For information on the cost of death and TPD see SuperGuide articles Cost shock: Paying too much for insurance in your super fund? and Comparing super funds: Which super funds offer the cheapest insurance?
For some of the best deals in death and TPD, see SuperGuide article Comparing super funds: Top 20 cheapest funds for life insurance.
7. Income protection insurance
Many super funds also offer you income protection insurance; in the event that you are unable to work for a period of time due to illness or injury.
For the pros and cons of buying income protection insurance via your super fund, see SuperGuide article Four reasons to buy insurance inside your super fund, and for indicative costs of such insurance, see SuperGuide article Comparing super funds: Top 20 cheapest funds for income protection insurance.
8. Automatic basic cover
Many super funds automatically provide members with basic insurance cover, known as default cover. The deal with basic cover is that you don’t have to undergo a medical to receive this cover, and you don’t have to pay higher premiums for this basic automatic cover when you suffer a pre-existing health condition.
Under automatic cover, you can expect one or two units of death and permanent disability cover, which is a dollar amount based on your age, and sometimes, based on your occupation. This level of insurance is generally not an adequate level to look after your family if you become sick, or die, but at least it’s a good start.
You may belong to a super fund that also automatically gives you basic income protection insurance to cover you in the event that you temporarily can’t work because of illness or injury.
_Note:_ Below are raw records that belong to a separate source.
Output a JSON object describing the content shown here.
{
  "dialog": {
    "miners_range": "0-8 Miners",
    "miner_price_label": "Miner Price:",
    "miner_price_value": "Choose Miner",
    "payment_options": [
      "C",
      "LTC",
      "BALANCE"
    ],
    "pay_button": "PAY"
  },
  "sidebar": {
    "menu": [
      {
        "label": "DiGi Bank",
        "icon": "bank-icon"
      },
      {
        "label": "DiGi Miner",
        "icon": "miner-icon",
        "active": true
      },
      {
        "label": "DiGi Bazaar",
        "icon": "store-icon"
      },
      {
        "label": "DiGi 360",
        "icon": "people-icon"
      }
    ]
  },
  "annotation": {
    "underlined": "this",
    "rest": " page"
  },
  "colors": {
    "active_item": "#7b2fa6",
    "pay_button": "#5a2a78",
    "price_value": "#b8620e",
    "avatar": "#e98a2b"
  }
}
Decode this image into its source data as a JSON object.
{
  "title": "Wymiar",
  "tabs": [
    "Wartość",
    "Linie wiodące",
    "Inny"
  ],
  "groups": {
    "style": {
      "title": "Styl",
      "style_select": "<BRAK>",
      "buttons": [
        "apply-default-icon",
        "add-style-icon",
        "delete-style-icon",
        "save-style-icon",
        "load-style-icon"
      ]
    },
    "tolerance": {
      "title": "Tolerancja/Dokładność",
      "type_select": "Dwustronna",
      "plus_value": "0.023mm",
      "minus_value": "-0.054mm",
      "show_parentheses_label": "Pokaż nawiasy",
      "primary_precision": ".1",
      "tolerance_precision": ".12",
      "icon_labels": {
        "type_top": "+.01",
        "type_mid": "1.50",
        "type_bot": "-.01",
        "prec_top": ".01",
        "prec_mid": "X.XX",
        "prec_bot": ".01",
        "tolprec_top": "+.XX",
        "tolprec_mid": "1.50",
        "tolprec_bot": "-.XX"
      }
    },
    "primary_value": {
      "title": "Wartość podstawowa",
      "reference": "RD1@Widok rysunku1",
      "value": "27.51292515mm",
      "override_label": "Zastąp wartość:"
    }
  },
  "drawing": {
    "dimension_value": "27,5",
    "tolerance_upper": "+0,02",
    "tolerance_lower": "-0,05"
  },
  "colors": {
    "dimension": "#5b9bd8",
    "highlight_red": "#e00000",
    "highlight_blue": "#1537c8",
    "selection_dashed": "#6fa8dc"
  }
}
Or you may belong to a super fund that automatically provides basic death cover only.
9. Choosing your own super fund may mean no life cover, or more expensive cover
Automatic basic insurance cover is only available under certain circumstances. You generally have access to basic cover if your employer is an employer sponsor of the super fund. What this means is that your employer has a contractual arrangement with the trustee of the superannuation fund to pay super contributions.
If you join a fund as an individual rather than via an employer-sponsored arrangement, you don’t automatically receive basic insurance cover. In these circumstances, you must complete a personal health statement detailing your medical history. You may also need to have a medical assessment.
10. Taking out extra insurance cover
For most Australians, basic cover will not be sufficient to look after your family if you get sick or die. If you want to take out extra cover with your super fund, you’re likely to have to undergo a medical, or at least complete a comprehensive medical questionnaire. The premiums for any extra cover that you take via your super fund, is then deducted from your super account.
In summary, super funds can provide fund members with three types of insurance cover:
- Life insurance (or death benefit) cover
- Total and permanent disability (or invalidity) insurance (TPD)
- Income protection (or salary continuance) insurance
More articles about superannuation and insurance
For more information on super and insurance see the following SuperGuide articles:
- Comparing super funds: Top 20 cheapest funds for life insurance
- Comparing super funds: Top 20 cheapest funds for income protection insurance
- Cost shock: Paying too much for insurance in your super fund?
- Comparing funds: Which super funds offer the cheapest insurance?
- Four reasons to buy insurance inside your super fund
- Life insurance: One in five parents will die early, or be too sick to work
- SMSFs must consider life insurance needs
- SMSFs: Can I transfer my life insurance to my DIY super fund?
- SMSFs: If I die young, will my wife pay super tax on the life insurance payout?
- SMSFs: Trauma insurance is not OK